* **Task**:
Filter the data for lines with the word "你的钱掉了" and copy those lines.

* **Extracted records**:
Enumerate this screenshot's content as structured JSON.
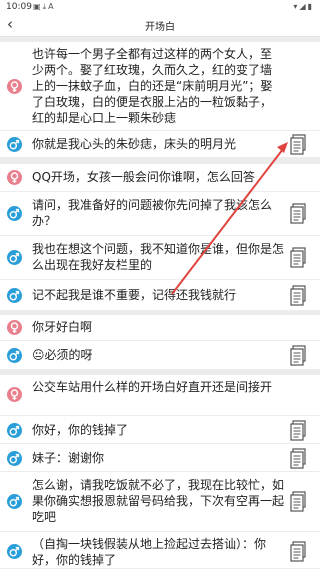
{
  "status_bar": {
    "time": "10:09",
    "left_icons": [
      "image-icon",
      "download-icon",
      "a-icon"
    ],
    "right_icons": [
      "wifi-icon",
      "signal-icon",
      "battery-icon"
    ]
  },
  "header": {
    "back_icon": "chevron-left-icon",
    "title": "开场白"
  },
  "colors": {
    "female": "#e97f8d",
    "male": "#2a9ed8",
    "arrow": "#e0443e",
    "background": "#ececec"
  },
  "conversations": [
    {
      "lines": [
        {
          "gender": "female",
          "text": "也许每一个男子全都有过这样的两个女人，至少两个。娶了红玫瑰，久而久之，红的变了墙上的一抹蚊子血，白的还是“床前明月光”；娶了白玫瑰，白的便是衣服上沾的一粒饭黏子，红的却是心口上一颗朱砂痣"
        },
        {
          "gender": "male",
          "text": "你就是我心头的朱砂痣，床头的明月光"
        }
      ]
    },
    {
      "lines": [
        {
          "gender": "female",
          "text": "QQ开场，女孩一般会问你谁啊，怎么回答"
        },
        {
          "gender": "male",
          "text": "请问，我准备好的问题被你先问掉了我该怎么办？"
        },
        {
          "gender": "male",
          "text": "我也在想这个问题，我不知道你是谁，但你是怎么出现在我好友栏里的"
        },
        {
          "gender": "male",
          "text": "记不起我是谁不重要，记得还我钱就行"
        }
      ]
    },
    {
      "lines": [
        {
          "gender": "female",
          "text": "你牙好白啊"
        },
        {
          "gender": "male",
          "text": "😐必须的呀"
        }
      ]
    },
    {
      "lines": [
        {
          "gender": "female",
          "text": "公交车站用什么样的开场白好直开还是间接开"
        },
        {
          "gender": "male",
          "text": "你好，你的钱掉了"
        },
        {
          "gender": "male",
          "text": "妹子：谢谢你"
        },
        {
          "gender": "male",
          "text": "怎么谢，请我吃饭就不必了，我现在比较忙，如果你确实想报恩就留号码给我，下次有空再一起吃吧"
        },
        {
          "gender": "male",
          "text": "（自掏一块钱假装从地上捡起过去搭讪）：你好，你的钱掉了"
        }
      ]
    }
  ]
}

* **Your solution**:
          "text": "你好，你的钱掉了"
          "text": "（自掏一块钱假装从地上捡起过去搭讪）：你好，你的钱掉了"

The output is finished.